The idea of the Bonneville Power Administration began as early as the 1920s and President Franklin Roosevelt’s New Deal of the 1930s, a time when the production and distribution of electricity was controlled by private utilities. In many instances, urban areas were fully electrified and adjacent rural areas were without power because utilities discovered that it was too expensive to run electrical poles and wires to rural areas. A champion of rural electrification, President Roosevelt envisioned power flowing to rural locations, such as farms, where it could be provided as the same cost as urban areas.
When serving as Governor of New York in the 1920s, Franklin Roosevelt promoted hydropower; as a 1932 presidential candidate, and later as president, he encouraged large, federally-funded hydroelectric developments in several river basins.
Following the creation of the National Resources Planning Board a year prior, in 1934, regional planning commissions were established to investigate comprehensive river basin planning. The Pacific Northwest Regional Planning Commission, having a representative from Oregon, Montana, Idaho, and Washington, made out a report in late December of 1935 suggesting that an independent federal agency be created to market power from Bonneville and Grand Coulee dams. Modeled after the Panama Canal Company, the agency would operate the generators and transmission lines. The commission also recommended that power be sold for generation cost, opposed to market rate, and public utilities supply the federal power.
Construction began on Bonneville Dam and Grand Coulee Dam in 1933; Bonneville was completed in 1938, Grand Coulee in 1941.
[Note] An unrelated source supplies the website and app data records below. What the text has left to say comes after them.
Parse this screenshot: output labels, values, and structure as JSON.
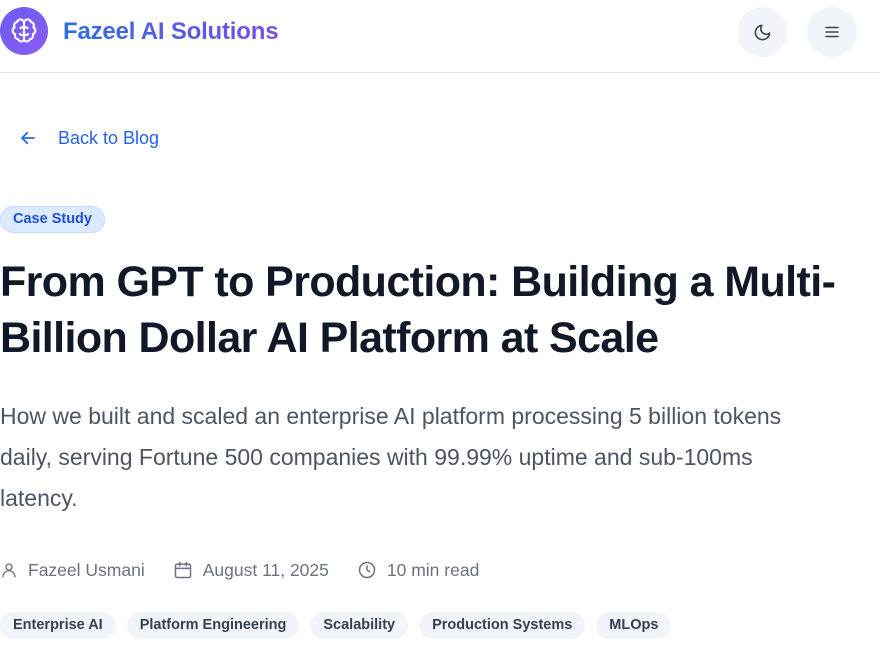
{
  "header": {
    "brand": "Fazeel AI Solutions",
    "logo_icon": "brain-icon",
    "theme_toggle_icon": "moon-icon",
    "menu_icon": "menu-icon"
  },
  "nav": {
    "back_label": "Back to Blog",
    "back_icon": "arrow-left-icon"
  },
  "article": {
    "category": "Case Study",
    "title": "From GPT to Production: Building a Multi-Billion Dollar AI Platform at Scale",
    "summary": "How we built and scaled an enterprise AI platform processing 5 billion tokens daily, serving Fortune 500 companies with 99.99% uptime and sub-100ms latency.",
    "author": "Fazeel Usmani",
    "date": "August 11, 2025",
    "read_time": "10 min read",
    "tags": [
      "Enterprise AI",
      "Platform Engineering",
      "Scalability",
      "Production Systems",
      "MLOps"
    ]
  },
  "colors": {
    "accent": "#2563eb",
    "brand_gradient_start": "#2f6fe0",
    "brand_gradient_end": "#7c4ddf",
    "badge_bg": "#dbeafe",
    "tag_bg": "#f1f5f9"
  }
}
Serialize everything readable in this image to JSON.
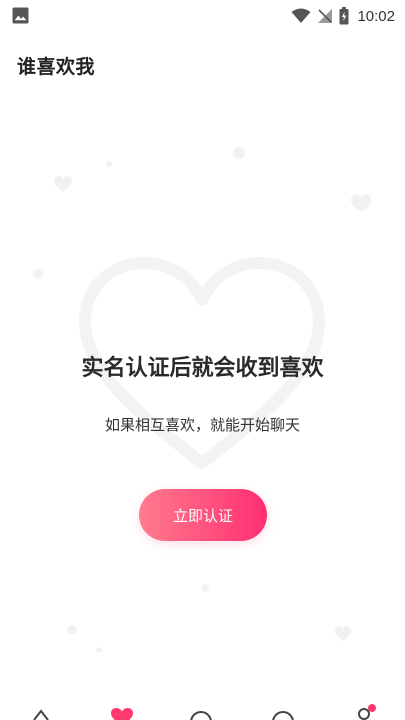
{
  "status_bar": {
    "time": "10:02",
    "icons": [
      "image-icon",
      "wifi-icon",
      "signal-off-icon",
      "battery-charging-icon"
    ]
  },
  "header": {
    "title": "谁喜欢我"
  },
  "empty_state": {
    "headline": "实名认证后就会收到喜欢",
    "subline": "如果相互喜欢，就能开始聊天",
    "button_label": "立即认证"
  },
  "tab_bar": {
    "tabs": [
      {
        "icon": "home-icon",
        "active": false
      },
      {
        "icon": "heart-icon",
        "active": true
      },
      {
        "icon": "chat-icon",
        "active": false
      },
      {
        "icon": "discover-icon",
        "active": false
      },
      {
        "icon": "profile-icon",
        "active": false,
        "badge_dot": true
      }
    ]
  },
  "colors": {
    "accent_start": "#ff7b8e",
    "accent_end": "#ff2f72",
    "active_tab": "#ff3b6e"
  }
}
Consisting of the Commission’s key recommendations, Congress approved the Bonneville Project Act, and Roosevelt signed it into law on August 20, 1937. The act stated that this new power agency could “market and transmit power from federal dams and . . . give preference and priority in the use of electrical energy to public bodies and cooperatives.” In 1940, the Bonneville Power Project was renamed the Bonneville Power Administration.